Please repeat all the entries. Nothing may differ.
(Dataset records)
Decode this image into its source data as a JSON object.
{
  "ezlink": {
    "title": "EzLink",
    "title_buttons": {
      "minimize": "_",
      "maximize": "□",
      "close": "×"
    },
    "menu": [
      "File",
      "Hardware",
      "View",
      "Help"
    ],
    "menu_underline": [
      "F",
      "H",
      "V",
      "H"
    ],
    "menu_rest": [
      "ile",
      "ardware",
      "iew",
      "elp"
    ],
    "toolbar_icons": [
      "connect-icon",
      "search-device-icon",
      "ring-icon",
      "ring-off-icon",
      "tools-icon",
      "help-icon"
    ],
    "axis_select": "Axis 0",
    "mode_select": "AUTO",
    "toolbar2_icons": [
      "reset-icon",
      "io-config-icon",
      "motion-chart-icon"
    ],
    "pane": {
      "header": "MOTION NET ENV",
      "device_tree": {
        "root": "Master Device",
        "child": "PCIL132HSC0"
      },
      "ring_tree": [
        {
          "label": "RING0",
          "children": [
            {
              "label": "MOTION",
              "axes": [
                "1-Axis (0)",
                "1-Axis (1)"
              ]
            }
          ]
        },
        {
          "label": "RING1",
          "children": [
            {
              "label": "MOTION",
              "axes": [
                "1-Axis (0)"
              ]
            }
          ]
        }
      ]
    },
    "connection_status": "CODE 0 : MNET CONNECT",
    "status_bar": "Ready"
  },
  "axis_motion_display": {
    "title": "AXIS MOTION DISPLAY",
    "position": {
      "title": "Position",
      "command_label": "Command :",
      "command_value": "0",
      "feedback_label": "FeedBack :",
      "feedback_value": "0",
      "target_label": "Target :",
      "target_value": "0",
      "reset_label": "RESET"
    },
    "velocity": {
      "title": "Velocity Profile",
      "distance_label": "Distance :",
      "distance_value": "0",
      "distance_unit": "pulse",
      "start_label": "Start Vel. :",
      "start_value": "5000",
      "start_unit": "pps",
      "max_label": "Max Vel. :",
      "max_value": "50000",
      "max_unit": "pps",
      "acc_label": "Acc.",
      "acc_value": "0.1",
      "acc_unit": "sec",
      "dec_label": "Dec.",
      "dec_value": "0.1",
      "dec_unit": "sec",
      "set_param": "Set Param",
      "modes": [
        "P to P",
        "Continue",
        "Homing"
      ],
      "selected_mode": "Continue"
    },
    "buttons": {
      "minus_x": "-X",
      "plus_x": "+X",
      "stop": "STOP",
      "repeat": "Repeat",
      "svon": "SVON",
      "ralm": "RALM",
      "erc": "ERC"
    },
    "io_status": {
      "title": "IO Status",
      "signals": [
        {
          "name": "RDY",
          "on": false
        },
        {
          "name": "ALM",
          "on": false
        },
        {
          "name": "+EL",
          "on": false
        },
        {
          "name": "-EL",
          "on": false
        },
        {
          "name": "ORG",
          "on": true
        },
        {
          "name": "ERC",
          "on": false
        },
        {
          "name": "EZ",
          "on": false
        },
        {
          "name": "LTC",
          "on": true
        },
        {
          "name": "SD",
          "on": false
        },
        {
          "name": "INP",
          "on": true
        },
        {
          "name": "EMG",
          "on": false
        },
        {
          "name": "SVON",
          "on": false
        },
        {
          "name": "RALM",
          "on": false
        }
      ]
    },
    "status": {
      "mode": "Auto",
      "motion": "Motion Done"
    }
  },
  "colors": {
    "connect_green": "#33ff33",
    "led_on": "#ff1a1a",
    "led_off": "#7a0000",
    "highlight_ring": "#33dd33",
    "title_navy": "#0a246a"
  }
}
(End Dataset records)
Task output:
Decode this image into its source data as a JSON object.
{
  "ezlink": {
    "title": "EzLink",
    "title_buttons": {
      "minimize": "_",
      "maximize": "□",
      "close": "×"
    },
    "menu": [
      "File",
      "Hardware",
      "View",
      "Help"
    ],
    "menu_underline": [
      "F",
      "H",
      "V",
      "H"
    ],
    "menu_rest": [
      "ile",
      "ardware",
      "iew",
      "elp"
    ],
    "toolbar_icons": [
      "connect-icon",
      "search-device-icon",
      "ring-icon",
      "ring-off-icon",
      "tools-icon",
      "help-icon"
    ],
    "axis_select": "Axis 0",
    "mode_select": "AUTO",
    "toolbar2_icons": [
      "reset-icon",
      "io-config-icon",
      "motion-chart-icon"
    ],
    "pane": {
      "header": "MOTION NET ENV",
      "device_tree": {
        "root": "Master Device",
        "child": "PCIL132HSC0"
      },
      "ring_tree": [
        {
          "label": "RING0",
          "children": [
            {
              "label": "MOTION",
              "axes": [
                "1-Axis (0)",
                "1-Axis (1)"
              ]
            }
          ]
        },
        {
          "label": "RING1",
          "children": [
            {
              "label": "MOTION",
              "axes": [
                "1-Axis (0)"
              ]
            }
          ]
        }
      ]
    },
    "connection_status": "CODE 0 : MNET CONNECT",
    "status_bar": "Ready"
  },
  "axis_motion_display": {
    "title": "AXIS MOTION DISPLAY",
    "position": {
      "title": "Position",
      "command_label": "Command :",
      "command_value": "0",
      "feedback_label": "FeedBack :",
      "feedback_value": "0",
      "target_label": "Target :",
      "target_value": "0",
      "reset_label": "RESET"
    },
    "velocity": {
      "title": "Velocity Profile",
      "distance_label": "Distance :",
      "distance_value": "0",
      "distance_unit": "pulse",
      "start_label": "Start Vel. :",
      "start_value": "5000",
      "start_unit": "pps",
      "max_label": "Max Vel. :",
      "max_value": "50000",
      "max_unit": "pps",
      "acc_label": "Acc.",
      "acc_value": "0.1",
      "acc_unit": "sec",
      "dec_label": "Dec.",
      "dec_value": "0.1",
      "dec_unit": "sec",
      "set_param": "Set Param",
      "modes": [
        "P to P",
        "Continue",
        "Homing"
      ],
      "selected_mode": "Continue"
    },
    "buttons": {
      "minus_x": "-X",
      "plus_x": "+X",
      "stop": "STOP",
      "repeat": "Repeat",
      "svon": "SVON",
      "ralm": "RALM",
      "erc": "ERC"
    },
    "io_status": {
      "title": "IO Status",
      "signals": [
        {
          "name": "RDY",
          "on": false
        },
        {
          "name": "ALM",
          "on": false
        },
        {
          "name": "+EL",
          "on": false
        },
        {
          "name": "-EL",
          "on": false
        },
        {
          "name": "ORG",
          "on": true
        },
        {
          "name": "ERC",
          "on": false
        },
        {
          "name": "EZ",
          "on": false
        },
        {
          "name": "LTC",
          "on": true
        },
        {
          "name": "SD",
          "on": false
        },
        {
          "name": "INP",
          "on": true
        },
        {
          "name": "EMG",
          "on": false
        },
        {
          "name": "SVON",
          "on": false
        },
        {
          "name": "RALM",
          "on": false
        }
      ]
    },
    "status": {
      "mode": "Auto",
      "motion": "Motion Done"
    }
  },
  "colors": {
    "connect_green": "#33ff33",
    "led_on": "#ff1a1a",
    "led_off": "#7a0000",
    "highlight_ring": "#33dd33",
    "title_navy": "#0a246a"
  }
}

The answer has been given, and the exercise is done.